• Task objective
The answer must consist of every line from the data that holds "画像抽出".

• Entries supplied
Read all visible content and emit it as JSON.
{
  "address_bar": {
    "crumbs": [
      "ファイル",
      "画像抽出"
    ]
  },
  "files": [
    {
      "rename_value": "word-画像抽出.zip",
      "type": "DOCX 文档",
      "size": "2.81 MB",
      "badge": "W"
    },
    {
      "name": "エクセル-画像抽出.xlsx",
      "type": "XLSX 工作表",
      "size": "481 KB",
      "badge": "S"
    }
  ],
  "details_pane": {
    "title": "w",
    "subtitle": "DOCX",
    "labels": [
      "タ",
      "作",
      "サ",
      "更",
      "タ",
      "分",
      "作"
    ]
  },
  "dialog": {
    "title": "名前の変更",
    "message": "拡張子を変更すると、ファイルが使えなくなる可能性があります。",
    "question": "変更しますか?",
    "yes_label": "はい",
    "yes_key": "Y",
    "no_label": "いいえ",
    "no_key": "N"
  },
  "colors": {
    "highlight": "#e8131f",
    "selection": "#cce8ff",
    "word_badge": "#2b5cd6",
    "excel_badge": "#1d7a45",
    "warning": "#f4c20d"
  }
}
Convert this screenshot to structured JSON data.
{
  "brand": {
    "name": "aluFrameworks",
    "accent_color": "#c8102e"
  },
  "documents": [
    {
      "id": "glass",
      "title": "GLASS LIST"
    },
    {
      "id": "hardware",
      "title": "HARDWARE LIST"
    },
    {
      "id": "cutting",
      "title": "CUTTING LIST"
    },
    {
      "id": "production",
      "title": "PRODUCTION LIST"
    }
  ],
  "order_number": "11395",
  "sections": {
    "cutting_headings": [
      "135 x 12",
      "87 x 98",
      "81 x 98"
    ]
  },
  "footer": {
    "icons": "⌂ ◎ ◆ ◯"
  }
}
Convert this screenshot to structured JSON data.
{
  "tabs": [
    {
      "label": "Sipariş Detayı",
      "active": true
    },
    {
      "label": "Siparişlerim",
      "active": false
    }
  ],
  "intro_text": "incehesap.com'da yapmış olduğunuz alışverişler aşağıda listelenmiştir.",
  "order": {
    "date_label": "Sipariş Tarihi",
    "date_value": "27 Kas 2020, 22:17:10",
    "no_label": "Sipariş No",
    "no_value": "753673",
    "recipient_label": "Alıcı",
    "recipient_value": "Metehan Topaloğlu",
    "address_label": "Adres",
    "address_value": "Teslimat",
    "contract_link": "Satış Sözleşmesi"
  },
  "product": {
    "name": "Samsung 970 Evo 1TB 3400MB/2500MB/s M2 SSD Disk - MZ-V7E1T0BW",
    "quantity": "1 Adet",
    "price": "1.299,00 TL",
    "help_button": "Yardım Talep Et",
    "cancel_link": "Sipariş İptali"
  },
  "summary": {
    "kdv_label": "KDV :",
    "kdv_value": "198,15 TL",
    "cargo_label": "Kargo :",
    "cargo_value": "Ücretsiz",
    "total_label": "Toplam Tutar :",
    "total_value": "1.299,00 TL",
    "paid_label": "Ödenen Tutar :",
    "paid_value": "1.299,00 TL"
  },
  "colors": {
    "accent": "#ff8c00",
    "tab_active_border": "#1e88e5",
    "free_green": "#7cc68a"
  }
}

• Exercise output
      "画像抽出"
      "rename_value": "word-画像抽出.zip",
      "name": "エクセル-画像抽出.xlsx",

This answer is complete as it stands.